Since the crash on October 29 last year, Wang has been using a plastic sheet to cover the damaged part of the house.
"For the past six months, we have had no gas for cooking, no hot water for showering and we do not feel safe at home."
The car driven by the teen driver ploughed through the fence before crashing into the ground-floor bedroom.
The crash caused structural damage to the house and damaged the gas pipes, hot water system and internet fibre.
As part of the resolutions process, police facilitated a face-to-face meeting between Wang, the offender and his family.
"The meeting was useless, they did not even talk about how they can help to pay for the repair," Wang said.
Wang does not have home insurance - her policy had lapsed - and she does not have the estimated $165,000 needed to fix the damages.
"Without insurance or compensation from the driver, we are unable to get the funds to repair the house and live normally," she said.
"Since the accident, the driver and his family ignored our attempts to reach out and negotiate until a meeting arranged by Oranga Tamariki. However, they said there is no insurance covering the vehicle (that the unlicensed driver drove) and they cannot afford to pay."
Wang, who makes a living selling items she imports from China and renting out rooms in her property, says the crash had also damaged her source of income.
"Without hot water and gas, I can't rent out the rooms. My family and I have been under immense financial, physical and emotional strain these last six months," she said.
"The cold months of winter are coming and we really just need to get the house repaired."
An AMI spokeswoman had earlier told the Herald that Wang took out a policy with the company in January 2018, which was due to renew on January 31 the following year.
However, despite repeated reminders and notices no payments were received and Wang was told on February 10, 2019, that she was no longer insured given her non-payment.
Originally from Chongqing, China, Wang said she was not proficient in English and did not understand the content of those notices.

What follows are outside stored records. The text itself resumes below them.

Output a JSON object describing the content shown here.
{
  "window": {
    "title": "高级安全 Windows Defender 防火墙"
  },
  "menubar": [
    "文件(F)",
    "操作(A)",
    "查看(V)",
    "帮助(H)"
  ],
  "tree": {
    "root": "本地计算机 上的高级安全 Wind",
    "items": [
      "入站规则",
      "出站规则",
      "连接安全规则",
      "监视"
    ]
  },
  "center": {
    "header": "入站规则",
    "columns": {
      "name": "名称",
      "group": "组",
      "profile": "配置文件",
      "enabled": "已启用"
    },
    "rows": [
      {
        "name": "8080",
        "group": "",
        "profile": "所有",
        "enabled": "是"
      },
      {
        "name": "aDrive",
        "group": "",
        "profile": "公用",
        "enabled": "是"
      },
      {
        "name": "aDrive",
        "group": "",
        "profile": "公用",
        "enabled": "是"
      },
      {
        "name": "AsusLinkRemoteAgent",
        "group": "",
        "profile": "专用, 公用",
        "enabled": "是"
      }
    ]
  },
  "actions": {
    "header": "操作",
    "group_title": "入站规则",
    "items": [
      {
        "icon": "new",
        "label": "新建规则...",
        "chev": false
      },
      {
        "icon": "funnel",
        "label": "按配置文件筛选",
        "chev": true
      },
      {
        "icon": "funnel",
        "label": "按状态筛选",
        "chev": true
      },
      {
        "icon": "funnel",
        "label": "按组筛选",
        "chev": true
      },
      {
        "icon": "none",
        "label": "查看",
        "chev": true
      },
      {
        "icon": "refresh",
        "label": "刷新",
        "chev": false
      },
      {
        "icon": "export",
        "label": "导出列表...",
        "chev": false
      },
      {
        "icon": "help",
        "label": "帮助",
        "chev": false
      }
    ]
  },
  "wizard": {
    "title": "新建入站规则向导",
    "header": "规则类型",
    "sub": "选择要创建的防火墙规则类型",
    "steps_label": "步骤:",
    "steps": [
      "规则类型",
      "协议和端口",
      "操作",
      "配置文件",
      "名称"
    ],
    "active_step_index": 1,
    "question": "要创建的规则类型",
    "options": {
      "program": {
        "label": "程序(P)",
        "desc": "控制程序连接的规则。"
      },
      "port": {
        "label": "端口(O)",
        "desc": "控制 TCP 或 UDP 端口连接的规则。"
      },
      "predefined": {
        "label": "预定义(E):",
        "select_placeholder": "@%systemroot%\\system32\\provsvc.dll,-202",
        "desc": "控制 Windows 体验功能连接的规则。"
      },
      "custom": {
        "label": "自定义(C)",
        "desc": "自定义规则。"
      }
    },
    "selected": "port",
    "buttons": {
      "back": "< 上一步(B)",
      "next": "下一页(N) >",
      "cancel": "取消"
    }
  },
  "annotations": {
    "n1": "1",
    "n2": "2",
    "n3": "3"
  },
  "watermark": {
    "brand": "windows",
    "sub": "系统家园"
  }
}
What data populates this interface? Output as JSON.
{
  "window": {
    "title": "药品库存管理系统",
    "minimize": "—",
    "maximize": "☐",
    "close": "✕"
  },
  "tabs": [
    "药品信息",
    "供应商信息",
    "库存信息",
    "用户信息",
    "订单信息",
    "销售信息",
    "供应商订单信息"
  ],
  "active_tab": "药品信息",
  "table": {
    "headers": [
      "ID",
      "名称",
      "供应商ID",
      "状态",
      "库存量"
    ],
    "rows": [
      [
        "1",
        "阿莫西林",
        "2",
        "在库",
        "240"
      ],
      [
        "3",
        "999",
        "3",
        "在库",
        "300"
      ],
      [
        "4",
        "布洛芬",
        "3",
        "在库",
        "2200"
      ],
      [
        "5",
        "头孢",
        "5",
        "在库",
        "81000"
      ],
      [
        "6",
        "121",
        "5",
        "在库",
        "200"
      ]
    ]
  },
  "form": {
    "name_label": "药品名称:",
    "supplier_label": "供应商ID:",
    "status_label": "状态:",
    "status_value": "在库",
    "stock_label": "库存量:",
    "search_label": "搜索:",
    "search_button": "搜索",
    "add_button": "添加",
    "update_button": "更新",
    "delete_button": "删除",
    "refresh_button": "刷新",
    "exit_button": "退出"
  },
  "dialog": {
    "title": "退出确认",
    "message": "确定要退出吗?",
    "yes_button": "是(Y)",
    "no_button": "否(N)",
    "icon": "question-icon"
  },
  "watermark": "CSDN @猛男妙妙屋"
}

"I assumed wrongly that because I have a mortgage, it means that the bank would have ensured that the house had insurance," she said.